Being White, I need not think about race. I can say: I do not have a race; race is a problem for other people, race is a problem for the people we group together as Black and Minority Ethnicity, race is their problem.
As a White social liberal I can say: I treat everyone the same regardless of skin colour and expect the same back; racism is a problem for people being abusive on public transport, or the deplorable Leavers or MAGAs and their antidiluvian attitudes; racism is not my problem; racism is a problem between racists and Black and Minority Ethnicity people.
If you challenge me on this, I can be defensive: I can say I did not choose my skin colour, did not enslave anyone, did not kneel on his neck nor fire those guns.
History is dynamic. We do not make what came before us, but we selectively mythologise historical events to build our culture and identity, continually making and remaking our society. We choose what we see and what we ignore. Privilege means we choose many things in our daily lives that reduce or perpetuate division and exploitation. Being White and privileged, we determine what we expect of our public servants, the politicians, the unelected officials, the police, the teachers. We are small fish swept along in the shoal, but we are also actors. We make choices that influence the direction of the crowd. So in this way, White supremacy is both perpetuated and undermined.
White supremacy is a problem for White people: so it is my problem to solve and if also you are White, then also it is your problem to solve. When we duck the challenge, we support White supremacy.

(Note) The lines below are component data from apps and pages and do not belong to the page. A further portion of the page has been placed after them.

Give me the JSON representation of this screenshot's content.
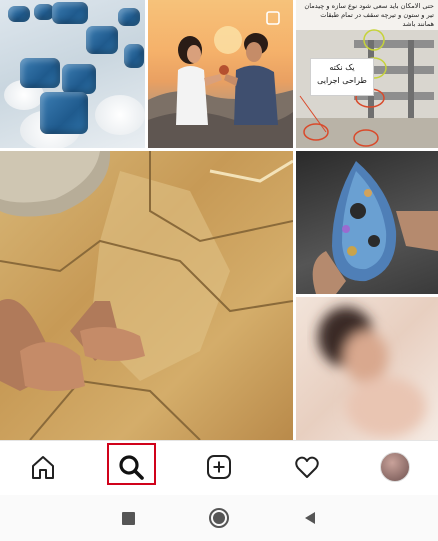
{
  "feed": {
    "tiles": [
      {
        "name": "blue-crystals"
      },
      {
        "name": "couple-sunset"
      },
      {
        "name": "persian-construction-post"
      },
      {
        "name": "hands-on-rock"
      },
      {
        "name": "opal-gemstone"
      },
      {
        "name": "blurred-portrait"
      }
    ],
    "persian_post": {
      "lines": [
        "حتی الامکان باید سعی شود نوع سازه و چیدمان",
        "تیر و ستون و تیرچه سقف در تمام طبقات",
        "همانند باشد"
      ],
      "card_title": "یک نکته",
      "card_subtitle": "طراحی اجرایی"
    }
  },
  "bottom_nav": {
    "items": [
      {
        "icon": "home-icon"
      },
      {
        "icon": "search-icon",
        "active": true
      },
      {
        "icon": "add-post-icon"
      },
      {
        "icon": "heart-icon"
      },
      {
        "icon": "profile-avatar"
      }
    ],
    "highlight_color": "#d0021b"
  },
  "system_nav": {
    "items": [
      {
        "icon": "recents-square-icon"
      },
      {
        "icon": "home-circle-icon"
      },
      {
        "icon": "back-triangle-icon"
      }
    ]
  }
}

When we own and oppose White supremacy, we have to actively see what had been invisible to us, seek out the history of empire censored from the curriculum and the news, give way and listen and promote the voices of those who are White supremacy’s most immediate victims, protest, bravely challenge not just the racists but our liberal friends, donate also if we can, make changes through wise and courageous voting.
There are many links. Here are some, for which there is an opportunity to donate. I have included speeches of the many that moved me.

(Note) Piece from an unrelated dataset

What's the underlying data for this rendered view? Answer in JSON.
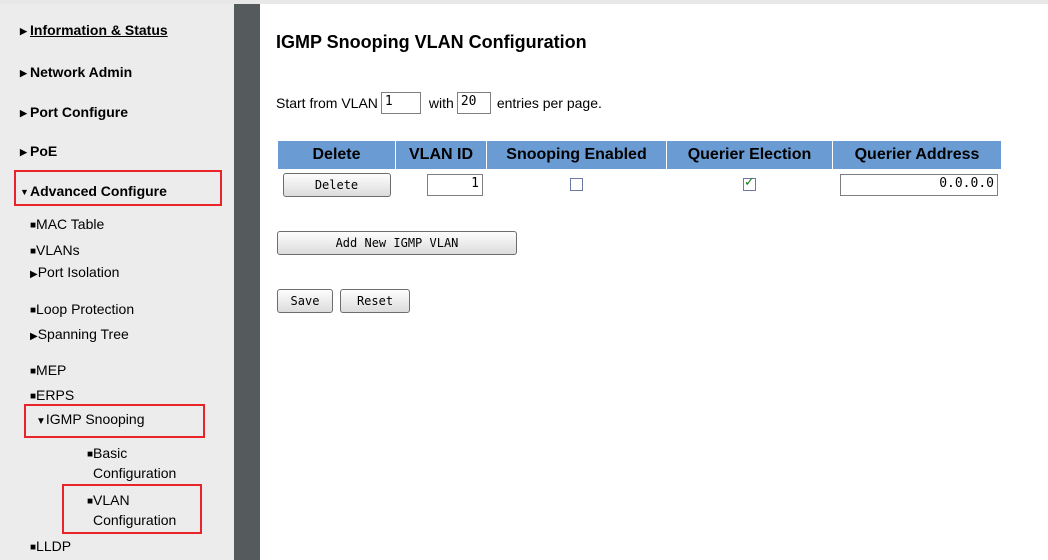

Rapper Killer Mike speaks: “it is time to fortify our own house .. plot, plan, strategize, organize and mobilize” Note the police chief in the background: she went among the crowds of protesters and listened.
Tamika Mallory speaks “Don’t talk to me about looting. You are the looters”.
General CQ Brown speaks “I am thinking about our two sons and how we had to prepare them to live in two worlds”